smaller testicles and mink exposed to PCBs with shorter penises.
Beluga whales in Canada's St Lawrence estuary and killer whales
off its north-west coast – two of the wildlife populations
most contaminated by PCBs – are reproducing poorly, as
are exposed porpoises, seals and dolphins.
Scientists warned yesterday that the mass of evidence added
up to a grave warning for both wildlife and humans.
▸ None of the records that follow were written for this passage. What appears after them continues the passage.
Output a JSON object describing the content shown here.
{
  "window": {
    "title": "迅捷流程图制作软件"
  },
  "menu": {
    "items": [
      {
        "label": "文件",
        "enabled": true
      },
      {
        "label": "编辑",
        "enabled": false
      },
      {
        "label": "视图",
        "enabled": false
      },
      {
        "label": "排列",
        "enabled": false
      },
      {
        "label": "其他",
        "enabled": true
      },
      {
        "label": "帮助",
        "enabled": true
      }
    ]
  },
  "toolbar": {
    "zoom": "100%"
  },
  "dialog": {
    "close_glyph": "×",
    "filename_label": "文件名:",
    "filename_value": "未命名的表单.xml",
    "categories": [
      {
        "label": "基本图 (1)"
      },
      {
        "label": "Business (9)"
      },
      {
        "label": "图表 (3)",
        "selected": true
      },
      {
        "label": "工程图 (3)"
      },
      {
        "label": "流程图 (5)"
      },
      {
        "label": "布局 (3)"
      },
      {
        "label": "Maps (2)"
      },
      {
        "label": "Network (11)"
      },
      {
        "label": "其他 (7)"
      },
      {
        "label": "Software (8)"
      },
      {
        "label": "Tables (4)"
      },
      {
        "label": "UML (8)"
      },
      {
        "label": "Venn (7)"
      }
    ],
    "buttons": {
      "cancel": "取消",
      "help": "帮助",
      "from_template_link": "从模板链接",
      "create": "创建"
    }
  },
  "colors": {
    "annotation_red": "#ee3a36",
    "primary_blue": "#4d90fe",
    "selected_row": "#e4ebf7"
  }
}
Professor
Charles Tyler, an expert on endocrine disrupters at the University
of Exeter, says that the evidence in the report "set off alarm
bells". Whole wildlife populations could be at risk, he said,
because their gene pool would be reduced, making them less able
to withstand disease and putting them at risk from hazards such
as global warming.
Dr Pete Myers, chief scientist at Environmental Health Sciences,
one of the world's foremost authorities on gender-bender chemicals,
added: "We have thrown 100, 000 chemicals against a finely balanced
hormone system, so it's not surprising that we are seeing some
serious results. It is leading to the most rapid pace of evolution
in the history of the world.
Professor Lou Gillette of Florida University, one of the most
respected academics in the field, warned that the report waved
"a large red flag" at humanity. He said: "If we are seeing problems
in wildlife, we can be concerned that something similar is happening
to a proportion of human males"
Indeed, new research at the University of Rochester in New
York state shows that boys born to mothers with raised levels
of phthalates were more likely to have smaller penises and undescended
testicles. They also had a shorter distance between their anus
and genitalia, a classic sign of feminisation. And a study at
Rotterdam's Erasmus University showed that boys whose mothers
had been exposed to PCBs grew up wanting to play with dolls
and tea sets rather than with traditionally male toys.
Communities heavily polluted with gender-benders in Canada,
Russia and Italy have given birth to twice as many girls than
boys, which may offer a clue to the reason for a mysterious
shift in sex ratios worldwide. Normally 106 boys are born for
every 100 girls, but the ratio is slipping. It is calculated
that 250,000 babies who would have been boys have been born
as girls instead in the US and Japan alone.
And sperm counts are dropping precipitously. Studies in more
than 20 countries have shown that they have dropped from 150
million per millilitre of sperm fluid to 60 million over 50
years. (Hamsters produce nearly three times as much, at 160
million.) Professor Nil Basu of Michigan University says that
this adds up to "pretty compelling evidence for effects in humans".
But Britain has long sought to water down EU attempts to control
gender-bender chemicals and has been leading opposition to a
new regulation that would ban pesticides shown to have endocrine-disrupting
effects. Almost all the other European countries back it, but
ministers – backed by their counterparts from Ireland
and Romania – are intent on continuing their resistance
at a crucial meeting on Wednesday. They say the regulation would
cause a collapse of agriculture in the UK, but environmentalists
retort that this is nonsense because the regulation has get-out
clauses that could be used by British farmers.